The Diavolo have put on display a wide array of skills during this process, such as character, quality and, most importantly, resilience.

When the referee blew the half-time whistle, with the Gialloblu 2-0 up, many may have thought that a turnaround would be an impossible task, especially for a side that had several key pieces missing in Mike Maignan, Theo Hernandez, and Brahim Diaz.

PIOLI’S TACTICAL TWEAKS CHANGED THE GAME FOR AC MILAN


From the opening minutes, it became evident that Verona’s gameplan was essentially based on aggression and quick ball recovery, before trying to break through the hosts’ defence with sudden vertical passes.

The visitors’ 3-4-2-1 system seemed to give them an edge in that respect, as Frank Kessie and Ismael Bennacer struggled to limit and keep track of their counterparts, as the duo behind Verona’s lone striker, consisting of Gianluca Caprari and Antonin Barak, was constantly supported by Ivan Ilic and Miguel Veloso, which allowed the Gialloblu to outnumber their opponents in a crucial area of the pitch.

Stefano Pioli must have taken such issues into consideration when he decided to replace Daniel Maldini with Rade Krunic during the break, bringing another man closer to the heart of the play.

Bringing on a more defensive midfielder at a time when the Diavolo were 2-0 down could have proven to be a risky move, but ended up being one that was crucial in inspiring the turnaround while preventing Igor Tudor’s men from creating more havoc at the same time.

From then on, Milan gradually took control of the game, also taking advantage of the visitors’ demanding style of play, which led to the first signs of fatigue being shown.

While the Rossoneri coach deserves praise for the way he read the Verona game, he should focus on avoiding similar two-faced performances in the future.

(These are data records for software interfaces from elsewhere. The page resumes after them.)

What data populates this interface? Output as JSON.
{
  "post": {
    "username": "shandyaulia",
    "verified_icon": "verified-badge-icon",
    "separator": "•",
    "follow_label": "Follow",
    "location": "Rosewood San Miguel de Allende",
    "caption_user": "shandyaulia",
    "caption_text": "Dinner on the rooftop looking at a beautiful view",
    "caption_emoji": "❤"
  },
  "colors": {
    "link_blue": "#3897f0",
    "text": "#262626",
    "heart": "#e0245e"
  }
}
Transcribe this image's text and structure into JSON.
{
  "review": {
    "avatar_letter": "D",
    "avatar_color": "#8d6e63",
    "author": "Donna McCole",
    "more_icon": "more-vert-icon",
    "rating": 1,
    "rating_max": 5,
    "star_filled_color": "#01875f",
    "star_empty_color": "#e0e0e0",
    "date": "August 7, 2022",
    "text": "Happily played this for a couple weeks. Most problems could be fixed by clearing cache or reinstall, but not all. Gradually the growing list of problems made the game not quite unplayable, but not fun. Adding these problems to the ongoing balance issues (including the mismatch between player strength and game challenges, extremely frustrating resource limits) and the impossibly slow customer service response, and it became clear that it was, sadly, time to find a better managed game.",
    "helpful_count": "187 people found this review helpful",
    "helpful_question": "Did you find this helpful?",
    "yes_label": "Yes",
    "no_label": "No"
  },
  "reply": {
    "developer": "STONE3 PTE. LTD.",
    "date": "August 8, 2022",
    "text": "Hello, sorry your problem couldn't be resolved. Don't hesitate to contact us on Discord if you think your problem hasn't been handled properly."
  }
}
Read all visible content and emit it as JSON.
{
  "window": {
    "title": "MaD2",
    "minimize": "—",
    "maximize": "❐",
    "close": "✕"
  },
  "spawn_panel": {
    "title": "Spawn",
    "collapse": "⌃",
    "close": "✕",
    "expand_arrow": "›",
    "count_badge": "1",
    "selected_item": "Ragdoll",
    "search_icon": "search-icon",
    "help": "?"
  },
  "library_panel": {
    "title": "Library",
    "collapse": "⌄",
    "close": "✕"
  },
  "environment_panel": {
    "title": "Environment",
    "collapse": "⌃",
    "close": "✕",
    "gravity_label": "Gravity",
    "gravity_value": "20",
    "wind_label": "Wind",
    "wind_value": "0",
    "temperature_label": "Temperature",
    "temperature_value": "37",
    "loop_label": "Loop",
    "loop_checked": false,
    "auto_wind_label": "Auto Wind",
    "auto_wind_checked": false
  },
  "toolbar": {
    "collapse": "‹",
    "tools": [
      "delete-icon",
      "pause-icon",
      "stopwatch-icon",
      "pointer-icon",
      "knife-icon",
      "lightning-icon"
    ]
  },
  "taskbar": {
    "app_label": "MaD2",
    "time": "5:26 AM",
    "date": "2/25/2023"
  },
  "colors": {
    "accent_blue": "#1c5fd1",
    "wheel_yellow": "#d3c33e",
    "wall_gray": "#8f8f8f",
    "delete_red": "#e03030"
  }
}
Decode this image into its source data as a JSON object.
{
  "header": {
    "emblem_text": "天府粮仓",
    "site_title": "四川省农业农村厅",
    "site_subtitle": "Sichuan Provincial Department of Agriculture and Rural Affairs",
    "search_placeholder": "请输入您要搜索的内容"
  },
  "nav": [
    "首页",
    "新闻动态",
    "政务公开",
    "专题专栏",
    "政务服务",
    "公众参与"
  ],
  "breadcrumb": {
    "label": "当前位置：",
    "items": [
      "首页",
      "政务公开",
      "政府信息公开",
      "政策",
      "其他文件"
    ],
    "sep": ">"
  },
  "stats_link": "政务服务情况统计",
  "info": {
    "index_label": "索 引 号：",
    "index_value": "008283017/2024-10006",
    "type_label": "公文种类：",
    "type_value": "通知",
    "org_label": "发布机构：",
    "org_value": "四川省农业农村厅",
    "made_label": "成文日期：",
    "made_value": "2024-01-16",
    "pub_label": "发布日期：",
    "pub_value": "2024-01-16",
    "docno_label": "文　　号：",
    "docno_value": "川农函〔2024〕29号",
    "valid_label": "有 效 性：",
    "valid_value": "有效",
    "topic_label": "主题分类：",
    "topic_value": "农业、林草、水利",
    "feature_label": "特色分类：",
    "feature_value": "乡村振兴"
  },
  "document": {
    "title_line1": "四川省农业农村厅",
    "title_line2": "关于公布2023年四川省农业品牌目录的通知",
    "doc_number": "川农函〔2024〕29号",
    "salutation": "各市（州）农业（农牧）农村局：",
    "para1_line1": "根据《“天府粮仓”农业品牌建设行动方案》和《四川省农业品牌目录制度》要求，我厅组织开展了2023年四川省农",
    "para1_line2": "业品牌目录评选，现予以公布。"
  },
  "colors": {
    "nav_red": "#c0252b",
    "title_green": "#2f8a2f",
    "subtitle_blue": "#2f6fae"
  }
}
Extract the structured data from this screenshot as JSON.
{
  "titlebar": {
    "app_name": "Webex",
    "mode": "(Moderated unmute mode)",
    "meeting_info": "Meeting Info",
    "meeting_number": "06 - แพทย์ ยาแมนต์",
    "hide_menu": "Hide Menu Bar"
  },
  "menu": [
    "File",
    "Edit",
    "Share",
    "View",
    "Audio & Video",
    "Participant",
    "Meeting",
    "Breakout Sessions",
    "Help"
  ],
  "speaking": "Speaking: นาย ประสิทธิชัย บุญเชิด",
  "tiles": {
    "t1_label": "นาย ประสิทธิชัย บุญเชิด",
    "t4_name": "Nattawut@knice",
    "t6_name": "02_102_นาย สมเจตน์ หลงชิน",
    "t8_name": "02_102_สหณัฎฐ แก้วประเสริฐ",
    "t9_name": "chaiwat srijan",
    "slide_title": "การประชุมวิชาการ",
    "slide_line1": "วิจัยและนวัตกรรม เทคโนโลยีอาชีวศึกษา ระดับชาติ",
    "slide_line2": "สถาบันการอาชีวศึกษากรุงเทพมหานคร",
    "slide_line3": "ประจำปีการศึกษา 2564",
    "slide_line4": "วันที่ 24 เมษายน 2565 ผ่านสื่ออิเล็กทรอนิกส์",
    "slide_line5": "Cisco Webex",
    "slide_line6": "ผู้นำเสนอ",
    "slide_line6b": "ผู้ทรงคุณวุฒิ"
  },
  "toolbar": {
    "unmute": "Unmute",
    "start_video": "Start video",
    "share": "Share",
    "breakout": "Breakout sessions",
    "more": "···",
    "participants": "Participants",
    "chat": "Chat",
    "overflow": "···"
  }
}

In fact, comebacks require a great deal of mental energy and, sooner or later, Pioli’s side could face a mountain too high to climb if they repeat a similar wrong initial approach to the game.